Albert Gubay was an exceptional man; an entrepreneurial genius who, in his lifetime, created a business empire that was worth over £700 million. His determination, drive and passion to create a lasting legacy was borne from a pact he made as a young, penniless man where he vowed to give half of the wealth he created to the service of God. That vision was to become a reality, but he went much further and ended up leaving most of the wealth he created to AGCF so that causes such as those above could be helped.

Albert Gubay’s ambitions for the charity perpetuated his philosophy: “Every penny wasted or lost reduces the pot available to the charity.”

In February 2011, Pope Benedict XVI bestowed upon Albert Gubay the Knight Commander with Star of the Order of St Gregory the Great. This is an order which is given for conspicuous service to the Church and society. The award was bestowed on Albert Gubay for the philanthropic work he carried out over many years and in recognition of the establishment of AGCF.

National Churches Trust

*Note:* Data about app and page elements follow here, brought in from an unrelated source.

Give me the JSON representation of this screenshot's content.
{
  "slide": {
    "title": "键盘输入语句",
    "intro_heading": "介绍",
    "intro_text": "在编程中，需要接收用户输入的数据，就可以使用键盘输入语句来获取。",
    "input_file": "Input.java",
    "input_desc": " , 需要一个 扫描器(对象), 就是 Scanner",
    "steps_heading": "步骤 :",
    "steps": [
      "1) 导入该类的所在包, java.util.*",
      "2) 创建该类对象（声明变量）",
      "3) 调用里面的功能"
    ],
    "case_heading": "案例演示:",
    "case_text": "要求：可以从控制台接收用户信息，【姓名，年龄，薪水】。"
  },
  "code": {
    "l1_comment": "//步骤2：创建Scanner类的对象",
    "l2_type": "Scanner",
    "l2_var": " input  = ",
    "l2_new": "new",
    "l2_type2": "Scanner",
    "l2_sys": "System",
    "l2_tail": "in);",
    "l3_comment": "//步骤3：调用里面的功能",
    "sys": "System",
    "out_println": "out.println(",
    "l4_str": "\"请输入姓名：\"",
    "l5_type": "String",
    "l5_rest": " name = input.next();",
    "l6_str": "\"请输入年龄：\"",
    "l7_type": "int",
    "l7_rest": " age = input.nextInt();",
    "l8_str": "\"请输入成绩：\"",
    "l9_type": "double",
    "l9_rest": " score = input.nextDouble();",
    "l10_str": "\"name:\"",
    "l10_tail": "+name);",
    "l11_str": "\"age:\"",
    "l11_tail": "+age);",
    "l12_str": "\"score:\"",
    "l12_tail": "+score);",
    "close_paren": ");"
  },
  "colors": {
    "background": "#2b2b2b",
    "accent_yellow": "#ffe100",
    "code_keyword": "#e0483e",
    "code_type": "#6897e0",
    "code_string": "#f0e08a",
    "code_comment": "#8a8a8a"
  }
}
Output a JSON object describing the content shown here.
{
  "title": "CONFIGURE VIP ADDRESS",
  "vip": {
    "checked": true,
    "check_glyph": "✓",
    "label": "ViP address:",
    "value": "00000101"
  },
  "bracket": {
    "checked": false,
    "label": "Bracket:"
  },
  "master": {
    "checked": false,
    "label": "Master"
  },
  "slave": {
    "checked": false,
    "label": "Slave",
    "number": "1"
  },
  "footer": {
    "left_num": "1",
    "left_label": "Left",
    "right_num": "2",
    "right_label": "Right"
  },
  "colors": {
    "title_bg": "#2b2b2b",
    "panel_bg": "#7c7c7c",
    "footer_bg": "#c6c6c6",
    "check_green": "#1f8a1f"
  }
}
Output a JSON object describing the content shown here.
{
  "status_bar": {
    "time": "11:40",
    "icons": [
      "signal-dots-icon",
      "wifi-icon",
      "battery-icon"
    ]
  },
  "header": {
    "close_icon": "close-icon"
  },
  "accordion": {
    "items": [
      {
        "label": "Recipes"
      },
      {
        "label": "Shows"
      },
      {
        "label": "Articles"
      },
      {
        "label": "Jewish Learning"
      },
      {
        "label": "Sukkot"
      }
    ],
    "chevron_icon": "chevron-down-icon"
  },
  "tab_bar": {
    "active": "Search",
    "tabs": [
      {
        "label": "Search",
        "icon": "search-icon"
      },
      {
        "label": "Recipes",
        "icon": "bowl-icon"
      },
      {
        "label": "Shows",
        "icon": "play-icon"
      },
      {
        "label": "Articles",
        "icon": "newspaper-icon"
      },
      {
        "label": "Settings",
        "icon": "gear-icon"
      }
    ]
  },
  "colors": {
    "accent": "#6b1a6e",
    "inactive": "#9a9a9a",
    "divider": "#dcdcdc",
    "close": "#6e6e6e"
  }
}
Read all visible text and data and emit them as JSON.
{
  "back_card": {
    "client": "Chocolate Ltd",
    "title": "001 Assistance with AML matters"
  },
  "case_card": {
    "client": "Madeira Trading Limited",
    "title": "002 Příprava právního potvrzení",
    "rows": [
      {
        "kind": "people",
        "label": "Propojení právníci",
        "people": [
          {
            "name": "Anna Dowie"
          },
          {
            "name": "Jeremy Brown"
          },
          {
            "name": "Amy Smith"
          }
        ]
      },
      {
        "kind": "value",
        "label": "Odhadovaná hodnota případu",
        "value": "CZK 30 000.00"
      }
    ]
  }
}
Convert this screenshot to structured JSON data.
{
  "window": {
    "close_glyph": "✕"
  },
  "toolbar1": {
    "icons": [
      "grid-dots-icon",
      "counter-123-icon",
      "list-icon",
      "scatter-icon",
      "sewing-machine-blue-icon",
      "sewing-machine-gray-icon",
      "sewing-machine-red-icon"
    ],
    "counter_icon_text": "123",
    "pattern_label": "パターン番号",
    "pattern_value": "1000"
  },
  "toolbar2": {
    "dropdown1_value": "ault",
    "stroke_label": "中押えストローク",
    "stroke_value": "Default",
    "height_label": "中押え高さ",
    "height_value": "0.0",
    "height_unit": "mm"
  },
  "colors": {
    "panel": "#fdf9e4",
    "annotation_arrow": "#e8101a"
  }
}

Since 1953, the National Churches Trust has provided funding of over £130 million to support the UK’s church buildings, almost all of it raised thanks to incredible generosity of philanthropic trusts and individual donors.

We work with churches of all denominations and are UK-wide, providing support, training and advice to keep UK churches open and in good repair.

In 2023, with the support of the National Heritage Lottery Fund, the National Churches Trust launched Cherish a new three-year support programme for churches in Scotland, Wales and the North West of England. This is bringing experienced support officers to help local people deal with the challenges of looking after church buildings and £1 million of extra funding for repairs and maintenance.

In 2024, the National Churches Trust launched Every Church Counts, a six point plan on how to save the UK’s church buildings. It offers a blueprint for how these buildings can be kept open and in use.